====== Extracted material ======

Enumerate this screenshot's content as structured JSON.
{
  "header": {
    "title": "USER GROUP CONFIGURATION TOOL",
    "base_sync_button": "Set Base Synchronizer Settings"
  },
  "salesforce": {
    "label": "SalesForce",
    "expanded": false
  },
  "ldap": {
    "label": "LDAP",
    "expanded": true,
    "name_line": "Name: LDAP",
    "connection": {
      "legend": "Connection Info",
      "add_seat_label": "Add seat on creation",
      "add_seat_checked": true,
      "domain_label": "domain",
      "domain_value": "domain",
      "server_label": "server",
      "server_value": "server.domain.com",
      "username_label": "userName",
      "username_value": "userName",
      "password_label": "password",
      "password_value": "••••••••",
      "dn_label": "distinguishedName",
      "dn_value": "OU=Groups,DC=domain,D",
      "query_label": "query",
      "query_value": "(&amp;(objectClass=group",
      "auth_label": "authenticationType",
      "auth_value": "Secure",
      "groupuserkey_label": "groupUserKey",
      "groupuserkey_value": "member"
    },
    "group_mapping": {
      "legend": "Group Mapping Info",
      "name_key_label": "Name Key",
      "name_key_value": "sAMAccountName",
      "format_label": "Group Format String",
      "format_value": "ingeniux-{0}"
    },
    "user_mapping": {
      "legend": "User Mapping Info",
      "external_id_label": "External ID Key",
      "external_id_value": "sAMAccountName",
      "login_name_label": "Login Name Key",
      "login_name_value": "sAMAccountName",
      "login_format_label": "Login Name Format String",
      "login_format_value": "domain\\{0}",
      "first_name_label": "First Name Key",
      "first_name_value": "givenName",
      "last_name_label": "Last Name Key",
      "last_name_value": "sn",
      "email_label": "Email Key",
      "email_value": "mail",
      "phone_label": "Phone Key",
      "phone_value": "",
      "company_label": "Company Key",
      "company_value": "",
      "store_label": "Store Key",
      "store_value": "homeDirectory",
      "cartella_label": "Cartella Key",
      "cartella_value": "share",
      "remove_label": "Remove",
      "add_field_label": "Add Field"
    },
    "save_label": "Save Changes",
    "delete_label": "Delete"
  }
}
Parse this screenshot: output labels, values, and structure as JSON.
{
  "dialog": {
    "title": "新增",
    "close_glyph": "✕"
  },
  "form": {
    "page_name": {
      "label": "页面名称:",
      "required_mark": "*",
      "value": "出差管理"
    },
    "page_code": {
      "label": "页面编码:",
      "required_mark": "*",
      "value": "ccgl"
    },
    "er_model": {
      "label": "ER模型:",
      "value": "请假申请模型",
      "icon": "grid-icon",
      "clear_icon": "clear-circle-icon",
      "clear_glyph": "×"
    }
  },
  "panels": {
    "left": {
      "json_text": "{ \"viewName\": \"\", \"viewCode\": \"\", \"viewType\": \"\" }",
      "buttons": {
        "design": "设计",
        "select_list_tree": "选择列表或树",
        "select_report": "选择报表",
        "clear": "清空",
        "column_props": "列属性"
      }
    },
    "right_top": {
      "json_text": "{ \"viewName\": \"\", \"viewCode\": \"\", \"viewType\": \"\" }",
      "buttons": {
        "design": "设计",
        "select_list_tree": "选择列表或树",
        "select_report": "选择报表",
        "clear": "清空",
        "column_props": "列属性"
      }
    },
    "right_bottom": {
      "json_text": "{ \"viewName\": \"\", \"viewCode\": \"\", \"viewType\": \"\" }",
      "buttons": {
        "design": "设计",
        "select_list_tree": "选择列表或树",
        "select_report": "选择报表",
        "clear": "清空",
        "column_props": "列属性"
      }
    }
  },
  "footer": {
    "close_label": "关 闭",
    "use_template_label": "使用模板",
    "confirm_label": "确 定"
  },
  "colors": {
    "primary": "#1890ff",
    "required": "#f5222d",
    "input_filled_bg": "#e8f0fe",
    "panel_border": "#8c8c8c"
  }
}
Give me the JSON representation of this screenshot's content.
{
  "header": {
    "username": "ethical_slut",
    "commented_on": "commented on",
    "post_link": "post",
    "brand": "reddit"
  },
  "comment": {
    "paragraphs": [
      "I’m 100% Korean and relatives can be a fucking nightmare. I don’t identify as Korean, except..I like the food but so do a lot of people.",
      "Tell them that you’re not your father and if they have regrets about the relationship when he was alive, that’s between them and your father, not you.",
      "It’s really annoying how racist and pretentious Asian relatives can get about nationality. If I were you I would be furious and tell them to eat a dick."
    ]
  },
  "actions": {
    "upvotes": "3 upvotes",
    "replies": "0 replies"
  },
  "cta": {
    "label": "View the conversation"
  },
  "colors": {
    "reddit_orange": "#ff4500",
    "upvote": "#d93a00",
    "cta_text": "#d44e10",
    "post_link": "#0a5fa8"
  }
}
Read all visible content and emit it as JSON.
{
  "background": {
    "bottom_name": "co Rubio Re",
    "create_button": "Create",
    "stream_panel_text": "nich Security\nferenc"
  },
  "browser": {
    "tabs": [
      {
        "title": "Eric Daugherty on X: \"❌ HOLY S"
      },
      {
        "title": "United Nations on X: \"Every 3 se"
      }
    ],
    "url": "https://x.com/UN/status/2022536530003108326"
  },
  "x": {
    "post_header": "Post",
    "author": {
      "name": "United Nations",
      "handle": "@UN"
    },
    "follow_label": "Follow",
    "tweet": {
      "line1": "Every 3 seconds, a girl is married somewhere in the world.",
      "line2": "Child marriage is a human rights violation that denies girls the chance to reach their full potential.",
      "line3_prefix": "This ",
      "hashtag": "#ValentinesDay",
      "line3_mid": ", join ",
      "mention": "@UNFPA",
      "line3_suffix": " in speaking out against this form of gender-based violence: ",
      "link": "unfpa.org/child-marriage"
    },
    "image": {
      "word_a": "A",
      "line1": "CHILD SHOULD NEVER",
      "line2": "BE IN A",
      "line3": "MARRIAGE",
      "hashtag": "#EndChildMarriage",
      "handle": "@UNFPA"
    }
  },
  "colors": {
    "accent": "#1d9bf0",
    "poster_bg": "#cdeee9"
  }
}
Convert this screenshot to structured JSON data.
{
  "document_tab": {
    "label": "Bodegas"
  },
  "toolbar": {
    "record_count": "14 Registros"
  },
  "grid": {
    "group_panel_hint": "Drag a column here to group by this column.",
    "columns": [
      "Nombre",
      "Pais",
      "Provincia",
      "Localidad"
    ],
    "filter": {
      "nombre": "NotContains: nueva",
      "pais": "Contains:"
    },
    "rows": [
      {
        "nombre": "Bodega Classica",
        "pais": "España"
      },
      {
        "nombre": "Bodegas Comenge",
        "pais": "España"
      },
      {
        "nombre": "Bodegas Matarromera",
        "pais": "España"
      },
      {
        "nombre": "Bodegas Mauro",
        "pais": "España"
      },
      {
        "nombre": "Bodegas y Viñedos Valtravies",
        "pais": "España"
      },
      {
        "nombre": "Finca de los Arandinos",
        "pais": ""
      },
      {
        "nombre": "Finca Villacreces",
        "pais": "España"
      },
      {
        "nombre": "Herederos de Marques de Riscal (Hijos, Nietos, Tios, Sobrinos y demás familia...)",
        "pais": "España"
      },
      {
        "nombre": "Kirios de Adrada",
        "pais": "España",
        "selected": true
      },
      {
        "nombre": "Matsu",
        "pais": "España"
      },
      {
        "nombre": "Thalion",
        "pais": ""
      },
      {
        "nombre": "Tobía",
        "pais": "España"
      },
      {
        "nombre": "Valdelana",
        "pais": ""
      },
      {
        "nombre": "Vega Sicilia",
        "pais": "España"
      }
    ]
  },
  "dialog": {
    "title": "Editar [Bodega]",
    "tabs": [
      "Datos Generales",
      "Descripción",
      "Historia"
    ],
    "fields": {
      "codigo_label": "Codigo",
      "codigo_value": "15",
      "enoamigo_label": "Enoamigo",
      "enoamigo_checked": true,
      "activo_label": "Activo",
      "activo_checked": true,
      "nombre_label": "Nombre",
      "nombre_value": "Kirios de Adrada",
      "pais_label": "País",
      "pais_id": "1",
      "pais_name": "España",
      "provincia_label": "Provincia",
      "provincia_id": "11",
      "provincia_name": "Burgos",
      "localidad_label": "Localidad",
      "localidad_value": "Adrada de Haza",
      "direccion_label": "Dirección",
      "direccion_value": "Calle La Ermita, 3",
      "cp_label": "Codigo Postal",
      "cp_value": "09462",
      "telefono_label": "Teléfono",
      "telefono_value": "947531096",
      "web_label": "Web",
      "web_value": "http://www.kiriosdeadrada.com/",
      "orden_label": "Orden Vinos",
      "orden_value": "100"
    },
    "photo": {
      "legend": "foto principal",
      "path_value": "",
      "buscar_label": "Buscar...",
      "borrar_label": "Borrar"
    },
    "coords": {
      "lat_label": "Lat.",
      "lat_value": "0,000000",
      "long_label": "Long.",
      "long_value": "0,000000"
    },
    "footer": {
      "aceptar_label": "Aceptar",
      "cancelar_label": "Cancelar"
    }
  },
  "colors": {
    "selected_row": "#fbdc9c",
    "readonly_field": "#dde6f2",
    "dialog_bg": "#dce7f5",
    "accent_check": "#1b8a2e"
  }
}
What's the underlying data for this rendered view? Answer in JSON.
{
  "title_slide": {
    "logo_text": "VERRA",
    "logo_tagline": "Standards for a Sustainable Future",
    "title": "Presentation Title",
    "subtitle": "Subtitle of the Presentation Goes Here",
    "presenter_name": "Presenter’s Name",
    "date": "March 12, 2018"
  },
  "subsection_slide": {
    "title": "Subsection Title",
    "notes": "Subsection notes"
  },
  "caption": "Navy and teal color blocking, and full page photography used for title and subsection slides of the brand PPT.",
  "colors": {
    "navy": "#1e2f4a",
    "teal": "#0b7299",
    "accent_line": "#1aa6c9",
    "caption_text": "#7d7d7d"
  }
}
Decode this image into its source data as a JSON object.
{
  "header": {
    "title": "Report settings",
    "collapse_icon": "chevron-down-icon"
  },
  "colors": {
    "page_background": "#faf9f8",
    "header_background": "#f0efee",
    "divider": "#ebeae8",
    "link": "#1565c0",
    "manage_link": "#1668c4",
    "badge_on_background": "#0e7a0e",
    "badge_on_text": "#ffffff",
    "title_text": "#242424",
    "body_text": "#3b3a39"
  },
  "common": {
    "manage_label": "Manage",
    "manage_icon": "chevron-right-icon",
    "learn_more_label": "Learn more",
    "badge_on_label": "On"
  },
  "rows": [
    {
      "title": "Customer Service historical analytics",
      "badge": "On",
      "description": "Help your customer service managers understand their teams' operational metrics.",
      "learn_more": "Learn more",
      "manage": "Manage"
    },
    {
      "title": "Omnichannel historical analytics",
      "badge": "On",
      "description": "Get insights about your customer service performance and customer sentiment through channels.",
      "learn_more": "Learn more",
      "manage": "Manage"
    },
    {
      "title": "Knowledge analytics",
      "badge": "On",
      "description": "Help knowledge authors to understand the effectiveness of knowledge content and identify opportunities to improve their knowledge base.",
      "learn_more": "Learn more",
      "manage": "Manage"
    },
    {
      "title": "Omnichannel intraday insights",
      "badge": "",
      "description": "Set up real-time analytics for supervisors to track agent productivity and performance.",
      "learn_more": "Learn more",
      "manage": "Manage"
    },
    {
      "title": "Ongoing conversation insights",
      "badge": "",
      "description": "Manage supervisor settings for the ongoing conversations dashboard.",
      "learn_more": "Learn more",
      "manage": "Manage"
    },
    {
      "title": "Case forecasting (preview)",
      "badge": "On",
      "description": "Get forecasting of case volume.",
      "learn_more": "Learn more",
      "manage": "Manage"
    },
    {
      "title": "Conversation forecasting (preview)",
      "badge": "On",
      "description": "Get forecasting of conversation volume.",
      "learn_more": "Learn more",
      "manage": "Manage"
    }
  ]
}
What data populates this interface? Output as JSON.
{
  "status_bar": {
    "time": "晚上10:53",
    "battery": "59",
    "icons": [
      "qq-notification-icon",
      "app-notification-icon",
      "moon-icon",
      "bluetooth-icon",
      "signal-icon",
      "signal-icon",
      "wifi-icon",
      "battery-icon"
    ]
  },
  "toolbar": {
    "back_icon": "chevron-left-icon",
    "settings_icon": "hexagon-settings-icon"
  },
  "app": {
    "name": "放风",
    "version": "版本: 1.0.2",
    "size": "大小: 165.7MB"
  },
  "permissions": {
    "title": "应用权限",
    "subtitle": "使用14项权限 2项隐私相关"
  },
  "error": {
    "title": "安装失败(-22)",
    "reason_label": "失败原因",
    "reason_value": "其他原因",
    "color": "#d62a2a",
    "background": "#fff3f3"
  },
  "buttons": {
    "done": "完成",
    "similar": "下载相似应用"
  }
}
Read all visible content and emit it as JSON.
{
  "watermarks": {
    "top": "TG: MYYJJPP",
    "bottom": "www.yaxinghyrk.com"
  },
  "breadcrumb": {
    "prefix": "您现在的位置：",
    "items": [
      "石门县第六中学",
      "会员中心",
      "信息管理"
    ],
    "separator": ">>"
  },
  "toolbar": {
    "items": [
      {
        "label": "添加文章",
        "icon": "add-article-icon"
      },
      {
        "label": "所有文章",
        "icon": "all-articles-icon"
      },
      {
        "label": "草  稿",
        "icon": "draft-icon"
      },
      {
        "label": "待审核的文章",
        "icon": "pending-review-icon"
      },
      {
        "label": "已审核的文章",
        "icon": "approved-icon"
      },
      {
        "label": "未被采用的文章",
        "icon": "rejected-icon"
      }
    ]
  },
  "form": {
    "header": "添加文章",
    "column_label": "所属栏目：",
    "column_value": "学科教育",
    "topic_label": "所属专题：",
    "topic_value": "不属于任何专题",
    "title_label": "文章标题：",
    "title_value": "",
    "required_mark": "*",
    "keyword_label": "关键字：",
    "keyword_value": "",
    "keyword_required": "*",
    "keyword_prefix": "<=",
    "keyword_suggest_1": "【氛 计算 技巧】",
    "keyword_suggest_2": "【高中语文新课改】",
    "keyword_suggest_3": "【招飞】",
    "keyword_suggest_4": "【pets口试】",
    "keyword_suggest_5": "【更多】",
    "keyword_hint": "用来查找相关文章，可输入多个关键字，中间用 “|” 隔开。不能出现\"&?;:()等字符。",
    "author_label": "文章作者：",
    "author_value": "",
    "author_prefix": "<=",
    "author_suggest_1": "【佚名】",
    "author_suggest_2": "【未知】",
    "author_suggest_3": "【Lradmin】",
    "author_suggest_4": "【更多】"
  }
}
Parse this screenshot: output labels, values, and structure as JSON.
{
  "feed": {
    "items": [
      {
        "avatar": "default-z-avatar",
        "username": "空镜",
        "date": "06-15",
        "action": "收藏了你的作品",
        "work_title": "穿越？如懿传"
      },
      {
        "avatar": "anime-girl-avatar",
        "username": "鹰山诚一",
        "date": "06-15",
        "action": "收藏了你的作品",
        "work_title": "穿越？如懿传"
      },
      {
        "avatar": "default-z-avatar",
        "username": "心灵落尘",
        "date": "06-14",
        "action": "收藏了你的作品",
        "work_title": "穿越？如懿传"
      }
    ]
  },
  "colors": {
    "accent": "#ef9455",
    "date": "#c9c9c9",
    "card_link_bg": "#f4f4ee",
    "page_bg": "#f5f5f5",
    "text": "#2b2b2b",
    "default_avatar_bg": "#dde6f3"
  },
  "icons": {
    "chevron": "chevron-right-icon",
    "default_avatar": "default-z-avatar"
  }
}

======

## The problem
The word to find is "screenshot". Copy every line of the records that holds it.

## Response area
Enumerate this screenshot's content as structured JSON.
Parse this screenshot: output labels, values, and structure as JSON.
Give me the JSON representation of this screenshot's content.
Convert this screenshot to structured JSON data.
Parse this screenshot: output labels, values, and structure as JSON.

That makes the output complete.